    People can’t forget that this isn’t about statistics, its about making a good life for each and every person. Otherwise, you can look at any rampant poverty and call the people ‘whiners’. As we know, Irving is quite happy, and labels all people who disagree as whiners, the latest are those who dare question the LNG deal.

    The point is that, first, there needs to be a federal component to economic development. The question as to how it can be attained is always open to question. Here, some history is useful because many things have been tried before.

    Provincially, there are tons of ideas that can be pursued. I suspect the election, as usual, will be run on one or two issues, while the rest are ignored. Its up to us to ensure they are not. This is where it is important to be politically active, because if a party sees an idea getting widespread support,they are sure to adopt it.

    But without joining the EU there is only so much the province can do. It’s very true, that its time to ‘get crackin’, that means looking at the specific policies and making them a public issue during the election. Or else spend four more years whining in the wilderness.

  4. David Campbell says:

    I mean no offense with the term ‘whiner’. I whine about the need for economic development. I’m just saying that in heaven there will be people pining for the good ol’ days of debauchery and raunch.

  5. Anonymous says:

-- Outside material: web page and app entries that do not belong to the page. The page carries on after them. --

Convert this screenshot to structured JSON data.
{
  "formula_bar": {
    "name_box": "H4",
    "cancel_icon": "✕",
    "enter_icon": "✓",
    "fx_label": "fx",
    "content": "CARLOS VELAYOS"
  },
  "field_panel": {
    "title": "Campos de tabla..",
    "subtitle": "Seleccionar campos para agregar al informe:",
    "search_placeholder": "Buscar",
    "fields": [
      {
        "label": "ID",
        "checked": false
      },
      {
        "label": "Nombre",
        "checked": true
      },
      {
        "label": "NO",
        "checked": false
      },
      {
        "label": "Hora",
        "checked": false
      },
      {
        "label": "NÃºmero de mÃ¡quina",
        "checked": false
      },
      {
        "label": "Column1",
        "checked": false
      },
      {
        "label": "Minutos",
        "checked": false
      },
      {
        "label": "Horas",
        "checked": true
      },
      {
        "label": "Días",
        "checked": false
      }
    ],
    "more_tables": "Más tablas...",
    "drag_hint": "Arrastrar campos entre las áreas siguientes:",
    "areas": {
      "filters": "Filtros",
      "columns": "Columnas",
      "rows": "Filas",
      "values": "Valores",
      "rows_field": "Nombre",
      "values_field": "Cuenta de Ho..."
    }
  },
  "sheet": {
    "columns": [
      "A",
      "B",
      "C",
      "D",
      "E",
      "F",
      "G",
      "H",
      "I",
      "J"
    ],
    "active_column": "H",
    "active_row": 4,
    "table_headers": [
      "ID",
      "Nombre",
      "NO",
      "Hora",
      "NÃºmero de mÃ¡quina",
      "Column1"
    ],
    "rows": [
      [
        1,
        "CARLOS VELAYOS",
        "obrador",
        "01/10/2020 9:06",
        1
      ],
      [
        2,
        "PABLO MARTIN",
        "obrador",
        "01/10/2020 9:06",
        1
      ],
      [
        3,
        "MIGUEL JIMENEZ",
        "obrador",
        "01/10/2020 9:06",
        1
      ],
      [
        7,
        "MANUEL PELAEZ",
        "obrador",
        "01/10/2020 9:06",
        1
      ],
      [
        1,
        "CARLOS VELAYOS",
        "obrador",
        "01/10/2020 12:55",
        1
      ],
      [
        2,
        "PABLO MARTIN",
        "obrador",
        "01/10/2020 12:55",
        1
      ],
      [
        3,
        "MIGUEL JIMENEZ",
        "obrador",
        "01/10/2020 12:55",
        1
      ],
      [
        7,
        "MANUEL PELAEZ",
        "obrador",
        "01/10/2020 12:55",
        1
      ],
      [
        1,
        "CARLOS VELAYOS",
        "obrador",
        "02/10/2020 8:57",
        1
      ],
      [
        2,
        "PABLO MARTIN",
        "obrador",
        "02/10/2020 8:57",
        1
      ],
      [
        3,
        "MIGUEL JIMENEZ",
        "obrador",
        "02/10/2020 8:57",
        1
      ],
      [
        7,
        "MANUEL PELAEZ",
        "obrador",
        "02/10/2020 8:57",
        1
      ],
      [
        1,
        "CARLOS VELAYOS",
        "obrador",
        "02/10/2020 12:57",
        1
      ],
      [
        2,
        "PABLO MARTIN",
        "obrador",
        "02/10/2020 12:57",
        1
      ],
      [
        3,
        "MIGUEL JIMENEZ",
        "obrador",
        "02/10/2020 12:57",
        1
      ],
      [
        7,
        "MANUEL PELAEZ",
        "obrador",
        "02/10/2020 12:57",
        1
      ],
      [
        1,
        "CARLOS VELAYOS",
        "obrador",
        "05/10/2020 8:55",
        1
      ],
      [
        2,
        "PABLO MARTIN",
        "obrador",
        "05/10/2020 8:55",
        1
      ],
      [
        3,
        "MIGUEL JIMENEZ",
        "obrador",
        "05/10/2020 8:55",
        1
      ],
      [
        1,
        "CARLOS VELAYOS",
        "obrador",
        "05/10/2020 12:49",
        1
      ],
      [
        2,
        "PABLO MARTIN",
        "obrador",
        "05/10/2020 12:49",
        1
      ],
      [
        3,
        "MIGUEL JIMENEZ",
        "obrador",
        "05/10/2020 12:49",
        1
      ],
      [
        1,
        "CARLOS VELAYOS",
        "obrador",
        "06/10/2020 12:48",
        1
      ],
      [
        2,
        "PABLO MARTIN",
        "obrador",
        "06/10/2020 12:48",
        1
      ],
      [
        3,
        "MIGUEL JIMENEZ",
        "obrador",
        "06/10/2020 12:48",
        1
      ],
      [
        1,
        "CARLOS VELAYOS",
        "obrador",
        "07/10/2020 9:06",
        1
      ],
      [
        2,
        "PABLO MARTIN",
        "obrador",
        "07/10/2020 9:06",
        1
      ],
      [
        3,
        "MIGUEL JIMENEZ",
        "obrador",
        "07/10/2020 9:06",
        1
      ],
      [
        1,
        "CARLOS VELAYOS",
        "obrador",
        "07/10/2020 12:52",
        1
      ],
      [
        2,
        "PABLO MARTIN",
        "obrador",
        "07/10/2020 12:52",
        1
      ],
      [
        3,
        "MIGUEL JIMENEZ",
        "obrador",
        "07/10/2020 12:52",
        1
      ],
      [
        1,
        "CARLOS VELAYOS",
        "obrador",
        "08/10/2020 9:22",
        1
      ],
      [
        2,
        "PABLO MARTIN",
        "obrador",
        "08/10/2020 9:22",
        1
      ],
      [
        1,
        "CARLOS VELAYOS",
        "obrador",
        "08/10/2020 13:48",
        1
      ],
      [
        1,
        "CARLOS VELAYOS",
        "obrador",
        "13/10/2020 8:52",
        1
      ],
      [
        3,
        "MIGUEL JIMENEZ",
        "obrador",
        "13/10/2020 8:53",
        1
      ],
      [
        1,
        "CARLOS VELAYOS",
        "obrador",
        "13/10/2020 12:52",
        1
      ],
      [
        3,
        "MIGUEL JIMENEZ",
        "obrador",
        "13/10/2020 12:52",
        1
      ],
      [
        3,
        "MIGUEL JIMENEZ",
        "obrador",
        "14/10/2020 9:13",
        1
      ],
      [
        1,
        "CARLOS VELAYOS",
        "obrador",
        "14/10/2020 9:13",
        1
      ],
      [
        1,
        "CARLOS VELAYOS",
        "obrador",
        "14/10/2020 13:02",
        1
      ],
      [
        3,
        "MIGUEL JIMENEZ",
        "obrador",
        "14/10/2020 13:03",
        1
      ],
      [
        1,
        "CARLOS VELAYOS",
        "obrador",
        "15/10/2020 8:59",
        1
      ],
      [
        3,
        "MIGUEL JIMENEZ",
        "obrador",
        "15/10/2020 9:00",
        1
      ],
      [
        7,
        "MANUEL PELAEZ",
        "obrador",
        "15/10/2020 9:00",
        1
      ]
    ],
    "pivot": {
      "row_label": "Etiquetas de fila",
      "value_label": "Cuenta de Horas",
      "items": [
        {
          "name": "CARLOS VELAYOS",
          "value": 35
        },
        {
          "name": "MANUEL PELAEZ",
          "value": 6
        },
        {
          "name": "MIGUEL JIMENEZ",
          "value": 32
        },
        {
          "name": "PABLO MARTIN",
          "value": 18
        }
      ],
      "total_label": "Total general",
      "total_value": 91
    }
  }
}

    Oh hell, if thats what you mean then we need a whole new definition. If heaven is actually singing hallelujahs and orchestral concerts, give me the raunchy fires of hell anyday! Overall in this world I don’t know of any rampant free market nations that I would put anywhere near calling ‘heaven’. Norway is practically state solid controlled, and theres a reason they are ranked number one. Give me that over the US any day.